If I had known what a thigh-slapper the book was, I would have taken on the 685 page monstrosity much sooner. The book is, of course, Piketty's rage against capital and wealth accumulation. I will have a full review down the road, but here's a teaser of what the book is filled with.
As Piketty puts it (p. 571), his thesis is that
The inequality r>g implies that wealth accumulated in the past grows more rapidly than output and wages. The inequality inevitably tends to become a rentier, more and more dominant over those who own nothing but their labor. Once constituted capital reproduces itself faster than output increases. The past devours the future.But at the start of the book, in the very introduction he writes that it is technological advances that allowed him to write the book (p. 20).
[A]dvances in computer technology have made it much easier to collect and process large amounts of historical data....This book is heavily indebted to recent improvements in the technology of research.In other words, the capital that has fueled improvements in technology research did not devour laborer Piketty, but has made him rich, because of a best-selling book that could not have been written, without the advances in technology, most certainly the result of wealth accumulation by others.
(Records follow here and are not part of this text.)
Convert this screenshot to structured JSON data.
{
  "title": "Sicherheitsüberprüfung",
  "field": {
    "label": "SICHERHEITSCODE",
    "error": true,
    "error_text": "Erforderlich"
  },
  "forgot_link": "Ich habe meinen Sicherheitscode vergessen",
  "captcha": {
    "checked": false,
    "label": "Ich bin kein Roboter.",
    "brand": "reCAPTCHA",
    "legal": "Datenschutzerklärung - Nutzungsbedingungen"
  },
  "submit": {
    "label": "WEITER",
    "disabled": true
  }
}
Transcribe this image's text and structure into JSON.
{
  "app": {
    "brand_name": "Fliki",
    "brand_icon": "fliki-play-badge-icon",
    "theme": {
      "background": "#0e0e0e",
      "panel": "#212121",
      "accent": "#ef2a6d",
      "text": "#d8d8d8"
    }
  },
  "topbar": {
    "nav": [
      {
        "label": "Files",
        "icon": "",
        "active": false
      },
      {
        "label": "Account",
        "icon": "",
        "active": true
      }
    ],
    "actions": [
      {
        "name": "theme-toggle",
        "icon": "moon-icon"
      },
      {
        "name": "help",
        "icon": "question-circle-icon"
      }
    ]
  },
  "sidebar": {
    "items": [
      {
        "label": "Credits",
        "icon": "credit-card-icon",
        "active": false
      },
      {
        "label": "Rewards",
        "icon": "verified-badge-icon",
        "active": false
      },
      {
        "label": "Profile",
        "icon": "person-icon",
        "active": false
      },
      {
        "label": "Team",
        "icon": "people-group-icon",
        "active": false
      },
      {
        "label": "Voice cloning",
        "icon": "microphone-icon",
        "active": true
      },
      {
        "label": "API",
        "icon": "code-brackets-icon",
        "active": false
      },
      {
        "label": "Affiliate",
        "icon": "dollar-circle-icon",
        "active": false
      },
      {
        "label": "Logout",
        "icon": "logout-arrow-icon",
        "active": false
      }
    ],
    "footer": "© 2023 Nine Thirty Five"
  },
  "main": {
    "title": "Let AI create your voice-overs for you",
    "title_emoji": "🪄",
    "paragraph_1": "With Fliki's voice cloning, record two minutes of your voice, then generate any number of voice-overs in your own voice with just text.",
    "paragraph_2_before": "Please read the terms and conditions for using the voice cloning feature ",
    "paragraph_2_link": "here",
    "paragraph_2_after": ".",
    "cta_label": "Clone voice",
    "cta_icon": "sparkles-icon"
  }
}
Perhaps he can write a second book, using more capital fueled technological research innovations showing us why he is an outlier:)